#### Provided material

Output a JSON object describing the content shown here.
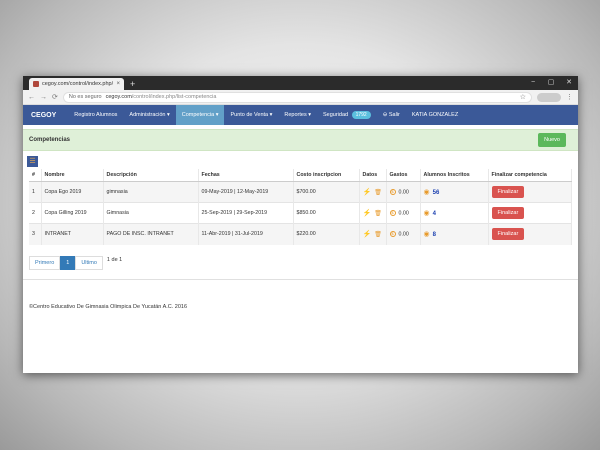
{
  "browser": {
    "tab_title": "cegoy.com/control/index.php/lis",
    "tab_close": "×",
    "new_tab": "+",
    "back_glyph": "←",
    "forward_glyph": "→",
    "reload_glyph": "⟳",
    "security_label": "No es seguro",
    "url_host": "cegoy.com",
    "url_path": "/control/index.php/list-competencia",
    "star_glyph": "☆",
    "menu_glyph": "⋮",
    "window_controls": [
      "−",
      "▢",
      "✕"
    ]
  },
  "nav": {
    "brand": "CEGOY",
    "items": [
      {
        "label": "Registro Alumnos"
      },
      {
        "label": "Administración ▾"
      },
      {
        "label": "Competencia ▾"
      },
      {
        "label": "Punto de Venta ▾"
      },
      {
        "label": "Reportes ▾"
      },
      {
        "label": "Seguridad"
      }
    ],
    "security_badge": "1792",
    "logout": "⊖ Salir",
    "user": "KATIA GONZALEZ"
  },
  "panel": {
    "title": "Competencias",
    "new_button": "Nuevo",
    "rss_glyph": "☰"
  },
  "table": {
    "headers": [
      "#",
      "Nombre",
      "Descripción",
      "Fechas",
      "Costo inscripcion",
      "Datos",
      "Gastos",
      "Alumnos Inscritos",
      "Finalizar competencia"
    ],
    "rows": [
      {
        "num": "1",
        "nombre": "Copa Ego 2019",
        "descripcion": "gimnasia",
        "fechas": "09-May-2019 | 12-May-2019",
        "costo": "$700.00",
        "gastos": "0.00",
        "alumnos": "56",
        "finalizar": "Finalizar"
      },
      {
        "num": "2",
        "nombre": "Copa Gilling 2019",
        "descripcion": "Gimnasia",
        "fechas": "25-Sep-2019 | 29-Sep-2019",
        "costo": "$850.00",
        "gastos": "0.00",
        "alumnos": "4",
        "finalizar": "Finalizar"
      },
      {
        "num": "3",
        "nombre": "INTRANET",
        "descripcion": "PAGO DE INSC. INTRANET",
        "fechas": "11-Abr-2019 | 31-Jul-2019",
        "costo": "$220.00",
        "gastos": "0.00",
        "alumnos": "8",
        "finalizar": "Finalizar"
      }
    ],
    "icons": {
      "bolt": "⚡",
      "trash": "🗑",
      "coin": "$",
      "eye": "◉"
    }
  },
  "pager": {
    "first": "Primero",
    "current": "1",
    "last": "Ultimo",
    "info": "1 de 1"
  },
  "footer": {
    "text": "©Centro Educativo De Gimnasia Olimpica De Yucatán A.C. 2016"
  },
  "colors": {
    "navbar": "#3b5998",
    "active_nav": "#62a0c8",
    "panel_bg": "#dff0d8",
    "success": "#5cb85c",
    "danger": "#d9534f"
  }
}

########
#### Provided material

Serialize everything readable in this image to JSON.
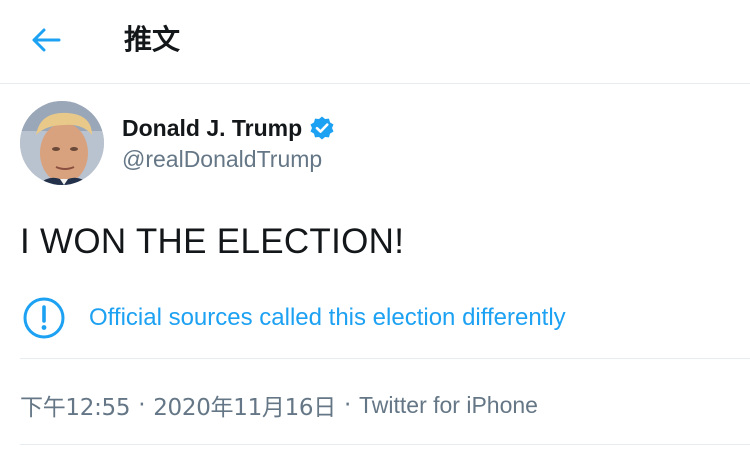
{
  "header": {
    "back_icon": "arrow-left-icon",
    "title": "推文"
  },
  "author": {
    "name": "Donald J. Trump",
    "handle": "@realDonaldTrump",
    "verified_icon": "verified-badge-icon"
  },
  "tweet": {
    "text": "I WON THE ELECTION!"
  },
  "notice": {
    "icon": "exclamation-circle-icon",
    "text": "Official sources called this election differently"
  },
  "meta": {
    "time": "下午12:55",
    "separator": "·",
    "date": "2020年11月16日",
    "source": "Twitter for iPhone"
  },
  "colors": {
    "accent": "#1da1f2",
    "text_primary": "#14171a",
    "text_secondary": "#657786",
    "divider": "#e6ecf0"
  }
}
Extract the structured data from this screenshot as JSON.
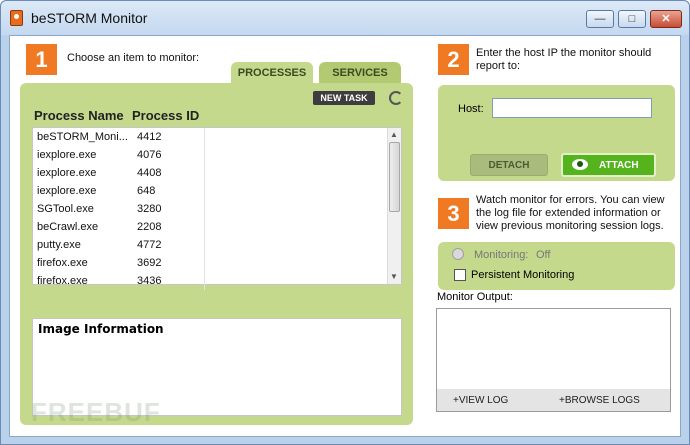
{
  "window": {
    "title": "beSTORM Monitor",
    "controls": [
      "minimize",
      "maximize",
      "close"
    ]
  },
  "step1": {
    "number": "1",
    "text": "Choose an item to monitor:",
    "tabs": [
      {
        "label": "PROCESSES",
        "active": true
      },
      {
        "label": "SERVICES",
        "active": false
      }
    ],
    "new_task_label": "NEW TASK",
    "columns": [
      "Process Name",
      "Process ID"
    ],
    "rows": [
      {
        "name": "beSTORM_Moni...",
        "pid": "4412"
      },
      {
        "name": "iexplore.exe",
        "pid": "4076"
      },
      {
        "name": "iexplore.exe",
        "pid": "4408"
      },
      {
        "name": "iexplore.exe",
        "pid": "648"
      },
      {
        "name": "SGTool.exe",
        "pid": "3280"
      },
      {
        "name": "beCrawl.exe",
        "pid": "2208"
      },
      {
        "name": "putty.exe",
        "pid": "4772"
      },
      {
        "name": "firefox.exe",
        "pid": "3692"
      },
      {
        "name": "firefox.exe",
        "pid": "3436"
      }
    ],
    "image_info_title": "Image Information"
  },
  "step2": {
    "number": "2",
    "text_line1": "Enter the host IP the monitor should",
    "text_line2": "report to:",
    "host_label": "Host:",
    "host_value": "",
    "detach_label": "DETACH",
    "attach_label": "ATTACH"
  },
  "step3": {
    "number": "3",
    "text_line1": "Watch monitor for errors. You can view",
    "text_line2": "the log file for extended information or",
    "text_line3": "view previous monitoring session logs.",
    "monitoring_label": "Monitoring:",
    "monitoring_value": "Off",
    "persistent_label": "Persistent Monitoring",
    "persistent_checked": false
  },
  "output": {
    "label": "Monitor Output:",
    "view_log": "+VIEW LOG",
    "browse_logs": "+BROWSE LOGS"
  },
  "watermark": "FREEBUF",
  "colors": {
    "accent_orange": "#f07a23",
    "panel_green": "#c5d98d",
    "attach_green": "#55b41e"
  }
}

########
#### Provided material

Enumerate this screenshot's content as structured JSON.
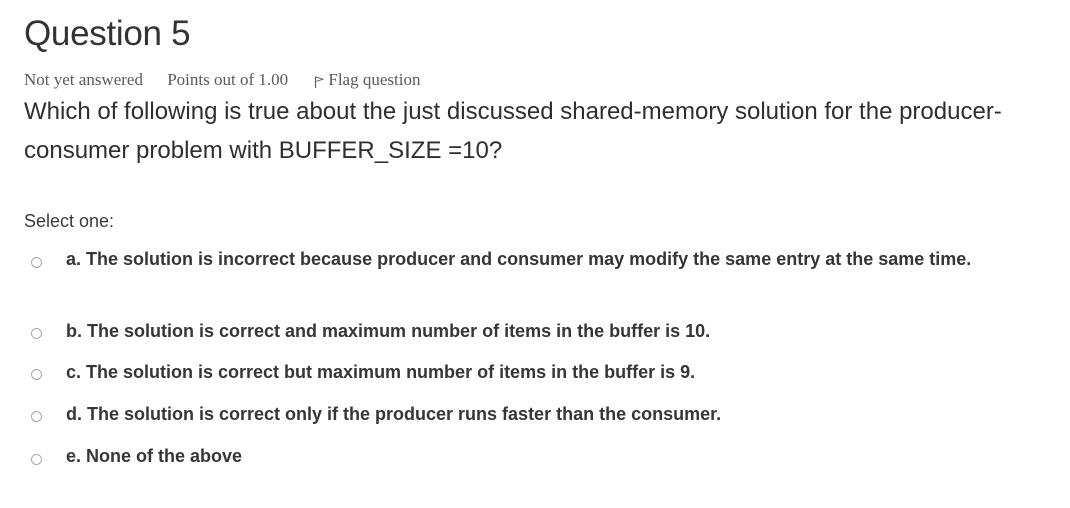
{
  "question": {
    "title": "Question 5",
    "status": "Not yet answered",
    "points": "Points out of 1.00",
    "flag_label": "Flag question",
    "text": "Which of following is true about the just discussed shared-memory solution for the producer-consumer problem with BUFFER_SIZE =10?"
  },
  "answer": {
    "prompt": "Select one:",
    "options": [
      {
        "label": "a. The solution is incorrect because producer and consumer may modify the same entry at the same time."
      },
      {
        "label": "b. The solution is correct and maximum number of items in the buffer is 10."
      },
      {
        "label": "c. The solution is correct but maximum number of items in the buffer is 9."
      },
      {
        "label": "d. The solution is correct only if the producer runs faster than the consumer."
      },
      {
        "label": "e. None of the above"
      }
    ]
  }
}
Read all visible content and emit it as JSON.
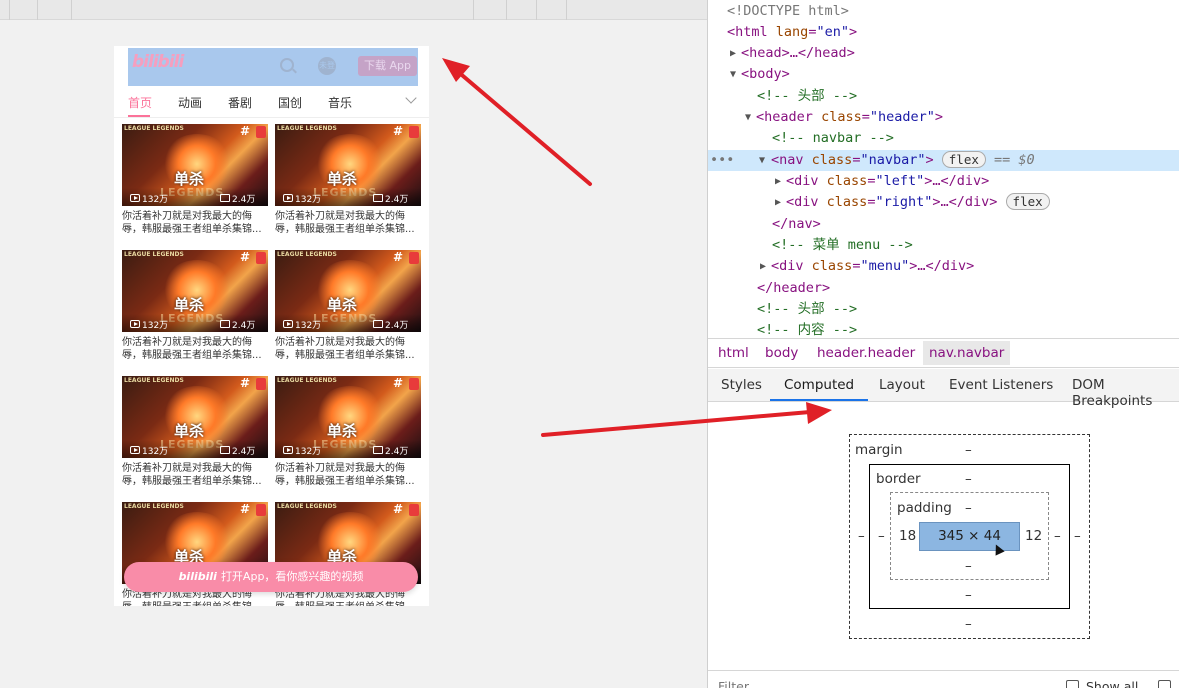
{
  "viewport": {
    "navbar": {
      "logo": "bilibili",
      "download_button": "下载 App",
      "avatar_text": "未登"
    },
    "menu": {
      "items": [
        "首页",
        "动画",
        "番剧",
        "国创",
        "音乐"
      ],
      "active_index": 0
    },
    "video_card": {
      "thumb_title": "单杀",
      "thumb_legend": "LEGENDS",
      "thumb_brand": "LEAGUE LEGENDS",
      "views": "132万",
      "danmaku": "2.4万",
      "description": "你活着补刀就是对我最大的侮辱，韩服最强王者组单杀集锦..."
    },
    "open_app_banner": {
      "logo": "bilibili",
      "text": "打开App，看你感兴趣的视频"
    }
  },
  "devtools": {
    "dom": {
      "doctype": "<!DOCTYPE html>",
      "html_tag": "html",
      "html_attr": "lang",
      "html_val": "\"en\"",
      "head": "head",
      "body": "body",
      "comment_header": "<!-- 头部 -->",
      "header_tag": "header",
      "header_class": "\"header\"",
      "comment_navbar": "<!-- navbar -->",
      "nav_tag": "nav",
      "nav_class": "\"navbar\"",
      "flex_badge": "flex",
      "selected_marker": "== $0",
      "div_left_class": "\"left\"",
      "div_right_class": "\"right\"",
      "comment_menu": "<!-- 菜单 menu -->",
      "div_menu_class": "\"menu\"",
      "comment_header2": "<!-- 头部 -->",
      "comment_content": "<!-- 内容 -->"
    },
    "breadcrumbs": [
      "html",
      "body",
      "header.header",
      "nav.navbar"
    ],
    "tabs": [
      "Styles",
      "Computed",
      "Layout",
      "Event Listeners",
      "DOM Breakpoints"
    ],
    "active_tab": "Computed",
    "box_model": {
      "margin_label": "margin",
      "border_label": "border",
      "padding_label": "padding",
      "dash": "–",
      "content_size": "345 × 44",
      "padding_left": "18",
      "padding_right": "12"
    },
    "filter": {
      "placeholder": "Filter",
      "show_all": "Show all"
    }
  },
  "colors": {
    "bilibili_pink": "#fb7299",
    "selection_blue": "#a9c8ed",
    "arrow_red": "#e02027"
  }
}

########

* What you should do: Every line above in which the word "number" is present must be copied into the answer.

* Worked solution:
    "number": "1",
    "number": "2",
    "number": "3",
        "label": "b. The solution is correct and maximum number of items in the buffer is 10."
        "label": "c. The solution is correct but maximum number of items in the buffer is 9."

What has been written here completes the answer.